A week from today, on August 11, the Brennan Center For Justice is hosting a talk entitled Bad Ballots and Lost Vote: The Path to Better Ballot Design, that will likely address a lot of these issues. It should be worth tuning into.
NEWS BY DESIGN
Mississippi has received some 3,000 submissions from the public for its new state flag, which you can view here. The commission to redesign the flag will now shortlist a maximum of 225 by August 7, and rank their top ten choices, narrowing it down to a top five by August 14.
Renault has hired former Peugeot design director Gilles Vidal, likely placing him in charge of managing the automaker’s branding. It’s the second design steal in a week for Renault, which also hired SEAT design director Alejandro Mesonero-Romanos last week.
WhatsApp is piloting a new feature that allows users to fact check chain messages. As of today, a magnifying glass icon should appear next to messages that have been forward through five or more people. Tapping the icon will prompt WhatsApp to search the web for news related to the message content—the idea being it will snuff out any common conspiracy theories or misleading information.
The U.S. Space Force launched (pun intended) its official logo, which looks like an embossed arrow head with a star in the center. The final design is a reduction of one unveiled by President Trump in late January. The logo has its critics, some of whom compare the design to badges warn by the space crew in Star Trek.
Here’s more insight on the trend towards joy in design, which looks primarily at what one U.K. designer has dubbed New London Fabulous—“design and architecture as a visual and cultural pursuit, which is a highly aesthetic, sensual and celebratory of mixed cultures.”
Japanese fashion designer Kansai Yamamoto died on July 21 at the age of 76. The designer created stage costumes for megastars Elton John, Lady Gaga and, perhaps most famously, David Bowie, whom Yamamoto outfitted as Aladdin Sane in 1973.
EVENTS BY DESIGN
Copenhagen’s NordDesign festival, with its focus on industrial and product design, will be online this year, August 12-24
The 6th International Conference on Design Creativity will continue as scheduled August 26-28, but will be online rather than in Finland, as initially planned.
London Design Festival has decided to go ahead September 12-20, with a stripped-down offline program that will target Londoners much more than international visitors. Other events will be online. The organizers are still figuring out how exactly to proceed.
Design Matters in Copenhagen appears to be carrying on, too, September 23-24, although it is now selling tickets to view a livestream of the event.
QUOTED BY DESIGN
“Being an innovator means that you try things and fail, but you learn and adjust. Our Houses of Innovation try to delve into that commitment that we have.”

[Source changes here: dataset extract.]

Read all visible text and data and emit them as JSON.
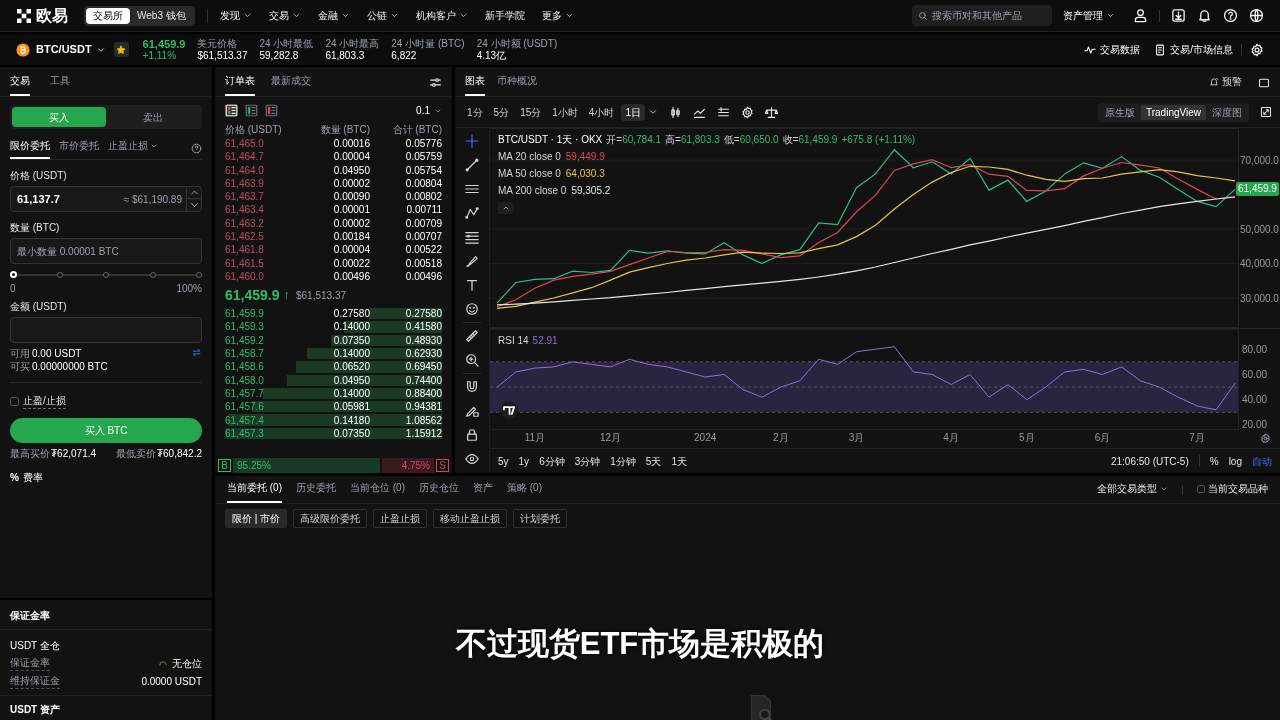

Nike’s chief design officer John Hoke discusses the ideal behind the brand’s new flagship store, which opened in Paris last week. The House of Innovation 002 (oddly, Nike’s third House of Innovation) is in a 100-year old building on the prim Champs-Elyseés. The new store is reportedly powered by renewable energy and contains some 85,000 kilograms of “sustainable material.” Flexing Nike’s green credentials, Hoke says 'form follows function' isn’t enough anymore. “Where I’m going is ‘form and function follows footprint’," he says.